Return the entries in full, exactly as they were written.

START RECORDS PROVIDED

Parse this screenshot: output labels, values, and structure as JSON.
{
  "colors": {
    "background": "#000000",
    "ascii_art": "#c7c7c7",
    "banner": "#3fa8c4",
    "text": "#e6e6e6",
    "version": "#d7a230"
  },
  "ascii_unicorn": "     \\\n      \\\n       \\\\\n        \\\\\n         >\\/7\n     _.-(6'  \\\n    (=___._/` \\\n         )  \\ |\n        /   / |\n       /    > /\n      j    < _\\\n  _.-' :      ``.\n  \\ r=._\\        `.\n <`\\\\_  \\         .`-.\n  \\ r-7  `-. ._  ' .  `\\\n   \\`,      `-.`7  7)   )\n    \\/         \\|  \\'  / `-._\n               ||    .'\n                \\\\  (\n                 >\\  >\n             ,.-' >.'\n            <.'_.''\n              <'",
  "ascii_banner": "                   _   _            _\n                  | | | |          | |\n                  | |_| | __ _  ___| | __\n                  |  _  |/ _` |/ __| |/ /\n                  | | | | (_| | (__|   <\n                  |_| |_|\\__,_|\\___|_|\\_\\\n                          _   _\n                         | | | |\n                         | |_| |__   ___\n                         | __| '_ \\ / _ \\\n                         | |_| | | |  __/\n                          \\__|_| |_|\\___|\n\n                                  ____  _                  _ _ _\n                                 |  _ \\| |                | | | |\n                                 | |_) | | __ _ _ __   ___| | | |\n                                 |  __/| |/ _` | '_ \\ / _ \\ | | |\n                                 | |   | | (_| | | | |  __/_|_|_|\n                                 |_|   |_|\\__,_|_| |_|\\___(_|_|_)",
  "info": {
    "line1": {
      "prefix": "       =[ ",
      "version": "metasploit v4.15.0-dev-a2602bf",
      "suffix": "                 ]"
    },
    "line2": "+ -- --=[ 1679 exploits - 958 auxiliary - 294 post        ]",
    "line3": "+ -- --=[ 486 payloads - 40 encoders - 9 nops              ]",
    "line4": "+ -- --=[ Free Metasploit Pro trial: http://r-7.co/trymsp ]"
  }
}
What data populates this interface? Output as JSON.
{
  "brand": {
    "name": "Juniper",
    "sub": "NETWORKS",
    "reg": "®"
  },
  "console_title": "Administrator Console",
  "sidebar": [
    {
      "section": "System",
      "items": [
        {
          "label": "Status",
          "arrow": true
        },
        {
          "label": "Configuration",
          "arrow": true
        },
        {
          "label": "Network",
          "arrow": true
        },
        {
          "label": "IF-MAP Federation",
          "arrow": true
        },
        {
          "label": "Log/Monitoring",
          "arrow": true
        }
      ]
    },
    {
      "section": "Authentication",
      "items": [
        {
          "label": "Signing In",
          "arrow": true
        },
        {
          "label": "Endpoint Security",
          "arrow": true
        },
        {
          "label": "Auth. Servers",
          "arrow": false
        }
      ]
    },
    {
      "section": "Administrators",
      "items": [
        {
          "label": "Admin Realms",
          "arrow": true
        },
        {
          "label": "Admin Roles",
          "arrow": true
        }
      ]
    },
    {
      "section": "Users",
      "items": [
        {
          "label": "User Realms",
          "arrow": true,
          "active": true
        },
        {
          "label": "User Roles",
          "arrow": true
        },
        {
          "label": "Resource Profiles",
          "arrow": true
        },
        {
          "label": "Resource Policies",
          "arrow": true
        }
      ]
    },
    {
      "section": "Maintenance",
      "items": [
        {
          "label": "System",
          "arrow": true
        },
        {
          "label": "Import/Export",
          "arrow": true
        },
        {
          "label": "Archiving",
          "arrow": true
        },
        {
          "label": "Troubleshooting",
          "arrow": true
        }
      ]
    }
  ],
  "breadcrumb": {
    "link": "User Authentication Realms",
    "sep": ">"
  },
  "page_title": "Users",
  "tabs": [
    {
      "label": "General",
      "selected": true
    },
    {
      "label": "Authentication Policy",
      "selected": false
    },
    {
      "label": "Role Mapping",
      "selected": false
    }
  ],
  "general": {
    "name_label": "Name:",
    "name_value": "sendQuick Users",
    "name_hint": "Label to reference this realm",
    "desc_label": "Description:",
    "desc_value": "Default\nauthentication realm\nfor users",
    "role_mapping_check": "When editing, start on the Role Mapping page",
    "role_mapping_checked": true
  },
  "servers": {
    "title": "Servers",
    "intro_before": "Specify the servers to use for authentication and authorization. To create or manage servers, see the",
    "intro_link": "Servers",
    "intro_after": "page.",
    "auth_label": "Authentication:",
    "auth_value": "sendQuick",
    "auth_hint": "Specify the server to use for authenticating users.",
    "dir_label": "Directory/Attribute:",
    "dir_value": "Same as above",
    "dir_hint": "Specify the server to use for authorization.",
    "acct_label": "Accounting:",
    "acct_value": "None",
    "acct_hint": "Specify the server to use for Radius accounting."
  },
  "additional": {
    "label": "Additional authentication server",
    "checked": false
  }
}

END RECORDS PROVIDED

_EXERCISE SOLUTION_:
Parse this screenshot: output labels, values, and structure as JSON.
{
  "colors": {
    "background": "#000000",
    "ascii_art": "#c7c7c7",
    "banner": "#3fa8c4",
    "text": "#e6e6e6",
    "version": "#d7a230"
  },
  "ascii_unicorn": "     \\\n      \\\n       \\\\\n        \\\\\n         >\\/7\n     _.-(6'  \\\n    (=___._/` \\\n         )  \\ |\n        /   / |\n       /    > /\n      j    < _\\\n  _.-' :      ``.\n  \\ r=._\\        `.\n <`\\\\_  \\         .`-.\n  \\ r-7  `-. ._  ' .  `\\\n   \\`,      `-.`7  7)   )\n    \\/         \\|  \\'  / `-._\n               ||    .'\n                \\\\  (\n                 >\\  >\n             ,.-' >.'\n            <.'_.''\n              <'",
  "ascii_banner": "                   _   _            _\n                  | | | |          | |\n                  | |_| | __ _  ___| | __\n                  |  _  |/ _` |/ __| |/ /\n                  | | | | (_| | (__|   <\n                  |_| |_|\\__,_|\\___|_|\\_\\\n                          _   _\n                         | | | |\n                         | |_| |__   ___\n                         | __| '_ \\ / _ \\\n                         | |_| | | |  __/\n                          \\__|_| |_|\\___|\n\n                                  ____  _                  _ _ _\n                                 |  _ \\| |                | | | |\n                                 | |_) | | __ _ _ __   ___| | | |\n                                 |  __/| |/ _` | '_ \\ / _ \\ | | |\n                                 | |   | | (_| | | | |  __/_|_|_|\n                                 |_|   |_|\\__,_|_| |_|\\___(_|_|_)",
  "info": {
    "line1": {
      "prefix": "       =[ ",
      "version": "metasploit v4.15.0-dev-a2602bf",
      "suffix": "                 ]"
    },
    "line2": "+ -- --=[ 1679 exploits - 958 auxiliary - 294 post        ]",
    "line3": "+ -- --=[ 486 payloads - 40 encoders - 9 nops              ]",
    "line4": "+ -- --=[ Free Metasploit Pro trial: http://r-7.co/trymsp ]"
  }
}
What data populates this interface? Output as JSON.
{
  "brand": {
    "name": "Juniper",
    "sub": "NETWORKS",
    "reg": "®"
  },
  "console_title": "Administrator Console",
  "sidebar": [
    {
      "section": "System",
      "items": [
        {
          "label": "Status",
          "arrow": true
        },
        {
          "label": "Configuration",
          "arrow": true
        },
        {
          "label": "Network",
          "arrow": true
        },
        {
          "label": "IF-MAP Federation",
          "arrow": true
        },
        {
          "label": "Log/Monitoring",
          "arrow": true
        }
      ]
    },
    {
      "section": "Authentication",
      "items": [
        {
          "label": "Signing In",
          "arrow": true
        },
        {
          "label": "Endpoint Security",
          "arrow": true
        },
        {
          "label": "Auth. Servers",
          "arrow": false
        }
      ]
    },
    {
      "section": "Administrators",
      "items": [
        {
          "label": "Admin Realms",
          "arrow": true
        },
        {
          "label": "Admin Roles",
          "arrow": true
        }
      ]
    },
    {
      "section": "Users",
      "items": [
        {
          "label": "User Realms",
          "arrow": true,
          "active": true
        },
        {
          "label": "User Roles",
          "arrow": true
        },
        {
          "label": "Resource Profiles",
          "arrow": true
        },
        {
          "label": "Resource Policies",
          "arrow": true
        }
      ]
    },
    {
      "section": "Maintenance",
      "items": [
        {
          "label": "System",
          "arrow": true
        },
        {
          "label": "Import/Export",
          "arrow": true
        },
        {
          "label": "Archiving",
          "arrow": true
        },
        {
          "label": "Troubleshooting",
          "arrow": true
        }
      ]
    }
  ],
  "breadcrumb": {
    "link": "User Authentication Realms",
    "sep": ">"
  },
  "page_title": "Users",
  "tabs": [
    {
      "label": "General",
      "selected": true
    },
    {
      "label": "Authentication Policy",
      "selected": false
    },
    {
      "label": "Role Mapping",
      "selected": false
    }
  ],
  "general": {
    "name_label": "Name:",
    "name_value": "sendQuick Users",
    "name_hint": "Label to reference this realm",
    "desc_label": "Description:",
    "desc_value": "Default\nauthentication realm\nfor users",
    "role_mapping_check": "When editing, start on the Role Mapping page",
    "role_mapping_checked": true
  },
  "servers": {
    "title": "Servers",
    "intro_before": "Specify the servers to use for authentication and authorization. To create or manage servers, see the",
    "intro_link": "Servers",
    "intro_after": "page.",
    "auth_label": "Authentication:",
    "auth_value": "sendQuick",
    "auth_hint": "Specify the server to use for authenticating users.",
    "dir_label": "Directory/Attribute:",
    "dir_value": "Same as above",
    "dir_hint": "Specify the server to use for authorization.",
    "acct_label": "Accounting:",
    "acct_value": "None",
    "acct_hint": "Specify the server to use for Radius accounting."
  },
  "additional": {
    "label": "Additional authentication server",
    "checked": false
  }
}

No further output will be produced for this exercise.